The effort to change the way state legislative district maps are drawn needs petitions with more than 300,000 valid signatures in order to get on the November general election ballot.
"We're doing really well statewide. We're well on target to reach our goal by the May 4th deadline," Kolenc said. "We feel very, very good about things right now."
Barbara Wysocki, president of the League of Women Voters of Champaign County, said she is passing petitions on behalf of the issue and has gathered close to 150 signatures.
"I realize that while I approach people with a prepared pitch I rarely get through it because they know about it, and they're eager to sign. They're often, 'Here, just let me sign it.'
"I think people see it immediately as something of an antidote to our governmental structure in Ilinois right now.
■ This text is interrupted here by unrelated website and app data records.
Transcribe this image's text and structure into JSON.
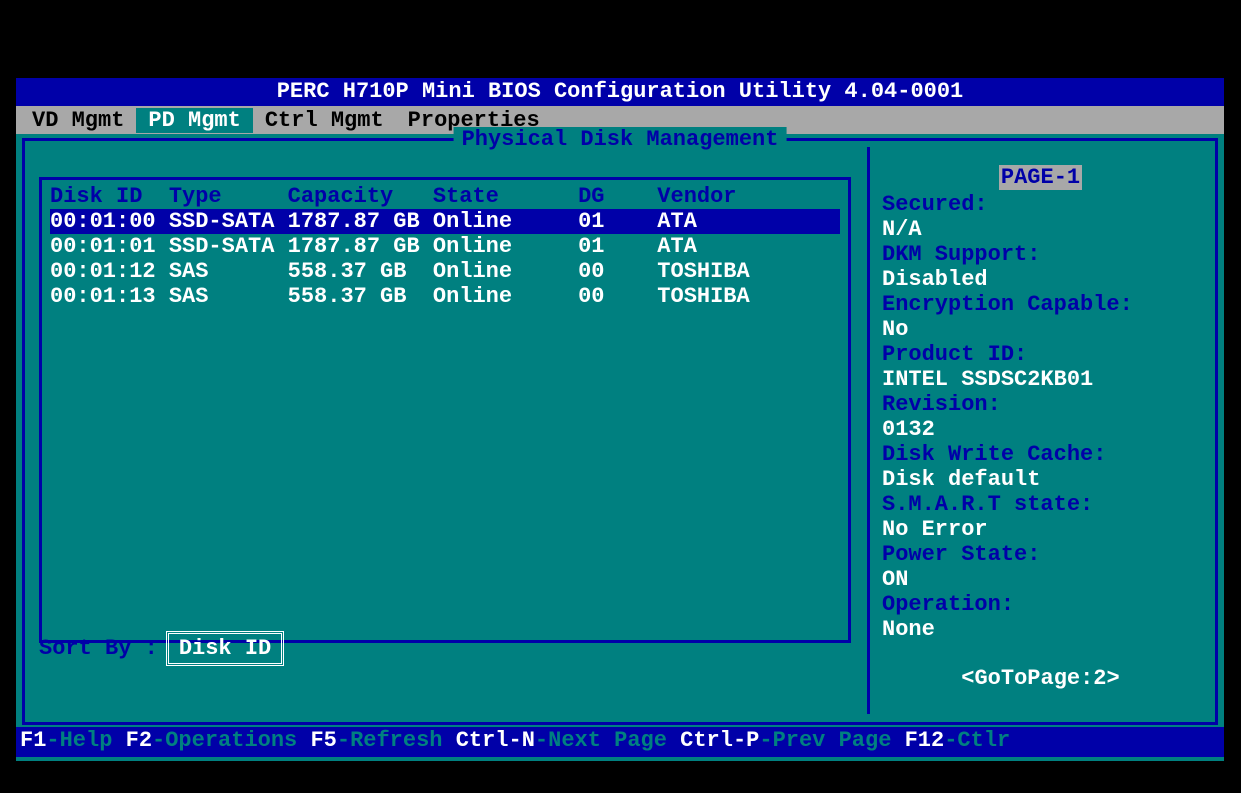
{
  "title": "PERC H710P Mini BIOS Configuration Utility 4.04-0001",
  "menu": {
    "items": [
      "VD Mgmt",
      "PD Mgmt",
      "Ctrl Mgmt",
      "Properties"
    ],
    "active_index": 1
  },
  "panel_title": "Physical Disk Management",
  "table": {
    "headers": {
      "disk_id": "Disk ID",
      "type": "Type",
      "capacity": "Capacity",
      "state": "State",
      "dg": "DG",
      "vendor": "Vendor"
    },
    "rows": [
      {
        "disk_id": "00:01:00",
        "type": "SSD-SATA",
        "capacity": "1787.87 GB",
        "state": "Online",
        "dg": "01",
        "vendor": "ATA",
        "selected": true
      },
      {
        "disk_id": "00:01:01",
        "type": "SSD-SATA",
        "capacity": "1787.87 GB",
        "state": "Online",
        "dg": "01",
        "vendor": "ATA",
        "selected": false
      },
      {
        "disk_id": "00:01:12",
        "type": "SAS",
        "capacity": "558.37 GB",
        "state": "Online",
        "dg": "00",
        "vendor": "TOSHIBA",
        "selected": false
      },
      {
        "disk_id": "00:01:13",
        "type": "SAS",
        "capacity": "558.37 GB",
        "state": "Online",
        "dg": "00",
        "vendor": "TOSHIBA",
        "selected": false
      }
    ]
  },
  "sort": {
    "label": "Sort By :",
    "value": "Disk ID"
  },
  "sidebar": {
    "page_badge": "PAGE-1",
    "fields": [
      {
        "label": "Secured:",
        "value": "N/A"
      },
      {
        "label": "DKM Support:",
        "value": "Disabled"
      },
      {
        "label": "Encryption Capable:",
        "value": "No"
      },
      {
        "label": "Product ID:",
        "value": "INTEL SSDSC2KB01"
      },
      {
        "label": "Revision:",
        "value": "0132"
      },
      {
        "label": "Disk Write Cache:",
        "value": "Disk default"
      },
      {
        "label": "S.M.A.R.T state:",
        "value": "No Error"
      },
      {
        "label": "Power State:",
        "value": "ON"
      },
      {
        "label": "Operation:",
        "value": "None"
      }
    ],
    "goto": "<GoToPage:2>"
  },
  "footer": [
    {
      "key": "F1",
      "label": "-Help "
    },
    {
      "key": "F2",
      "label": "-Operations "
    },
    {
      "key": "F5",
      "label": "-Refresh "
    },
    {
      "key": "Ctrl-N",
      "label": "-Next Page "
    },
    {
      "key": "Ctrl-P",
      "label": "-Prev Page "
    },
    {
      "key": "F12",
      "label": "-Ctlr"
    }
  ]
}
It's like they're saying, 'We've got to try something. We've got to do something.' I get a lot of that."
Most everyone she's approached signs right away, she said.
"I was at Barnes and Noble in their cafe, and somebody approached me about this and soon everybody surrounding me was listening in and said, 'Well, I want to sign too.' It was amazing. I think I got 10 signatures when I was really looking for one."
The statewide campaign raised nearly $500,000 in the period between Oct. 1, 2013 and Dec. 31, 2013, according to records at the State Board of Elections. Most of the donations came from the Chicago area.
"We've been very clear from the beginning that we can't do this with volunteers alone," Kolenc said. "We need a lot of paid staff, so on any given day in Chicago we could have 30 or 40 paid organizers out on the streets collecting signatures. That will be how we collect the majority of our signatures."
Donors to the campaign include Democrats and Republicans.
"From the beginning we've said that this is a bipartisan effort, and that is more than a talking point. Our list of supporters demonstrates that this is a bipartisan campaign," Kolenc said.